Gene mutations passed from parent to child can drastically raise the risk of disease, including many types of cancer. In fact, patients with certain rare hereditary cancer syndromes may have an up to 100 percent chance of getting certain types of cancer.
The ongoing discovery of genes involved in cancer allows us to test for cancer-causing mutations in these genes, which may increase cancer risk. If your patient has a mutation that puts him/her at an increased risk of cancer, you can take action to help reduce the risk of cancer through increased surveillance, chemoprevention, prophylactic surgery and counseling about risk. Identifying the potential risk of cancer is the first step in determining the best way to possibly delay, or even prevent, the development of certain cancers.*
The Myriad MyRisk hereditary cancer test provides vital information to help you and your patients with a personal or family history of cancer understand the risk of developing disease. Armed with the results of genetic testing, you can take steps to potentially prevent the disease, delay its onset, or catch it at an earlier stage when outcomes are likely to be better. This information can help improve health and quality of life while reducing healthcare costs.
Myriad’s hereditary cancer testing products have been used to help millions of patients with a personal or family history of cancer. These patients usually develop cancer at a young age or have cancer in their families that occur at a young age (e.g., below 50). Patients may also have cancer that occurs in several family members or multiple times in the same individual. The cancers can be found in the patient and/or on either the maternal or paternal side of the family.
Myriad MyRisk™ Hereditary Cancer panel is a multigene panel test that can help to determine your patient’s cancer risk with a focus on eight important cancers:
Learn more about Myriad MyRisk™ Hereditary Cancer.
*Any discussion of medical management options is for general informational purposes only and does not constitute a recommendation.

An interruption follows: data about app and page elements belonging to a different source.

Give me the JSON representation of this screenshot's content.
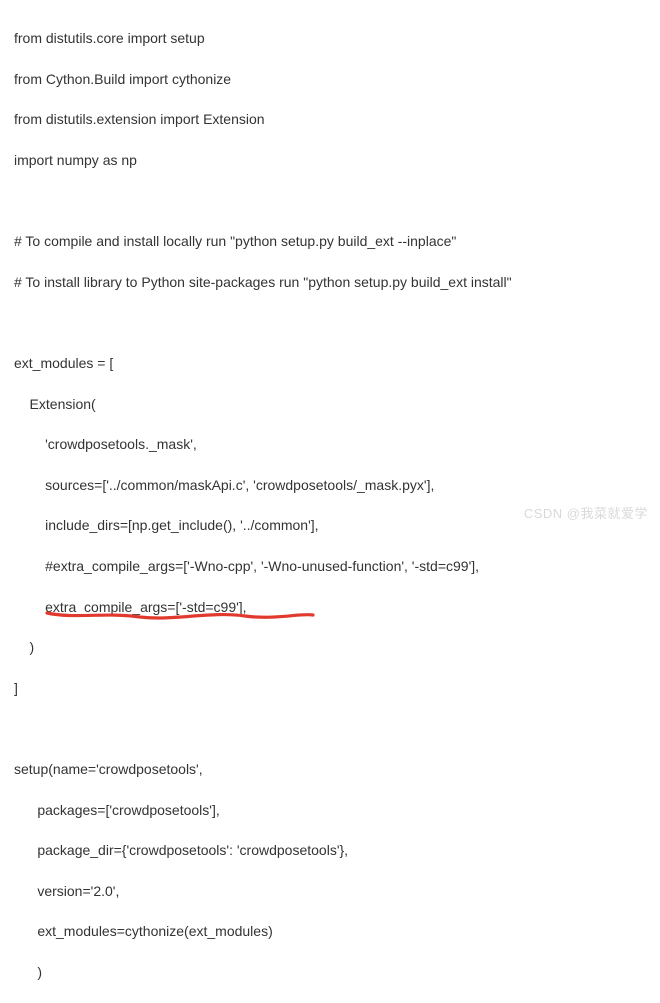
{
  "code": {
    "l1": "from distutils.core import setup",
    "l2": "from Cython.Build import cythonize",
    "l3": "from distutils.extension import Extension",
    "l4": "import numpy as np",
    "l5": "",
    "l6": "# To compile and install locally run \"python setup.py build_ext --inplace\"",
    "l7": "# To install library to Python site-packages run \"python setup.py build_ext install\"",
    "l8": "",
    "l9": "ext_modules = [",
    "l10": "    Extension(",
    "l11": "        'crowdposetools._mask',",
    "l12": "        sources=['../common/maskApi.c', 'crowdposetools/_mask.pyx'],",
    "l13": "        include_dirs=[np.get_include(), '../common'],",
    "l14": "        #extra_compile_args=['-Wno-cpp', '-Wno-unused-function', '-std=c99'],",
    "l15": "        extra_compile_args=['-std=c99'],",
    "l16": "    )",
    "l17": "]",
    "l18": "",
    "l19": "setup(name='crowdposetools',",
    "l20": "      packages=['crowdposetools'],",
    "l21": "      package_dir={'crowdposetools': 'crowdposetools'},",
    "l22": "      version='2.0',",
    "l23": "      ext_modules=cythonize(ext_modules)",
    "l24": "      )"
  },
  "highlight_color": "#e1392d",
  "watermark": "CSDN @我菜就爱学"
}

While genetic testing and medical society guidelines provide important and useful information, all medical management decisions should be made based on consultation between each patient and his or her healthcare professional.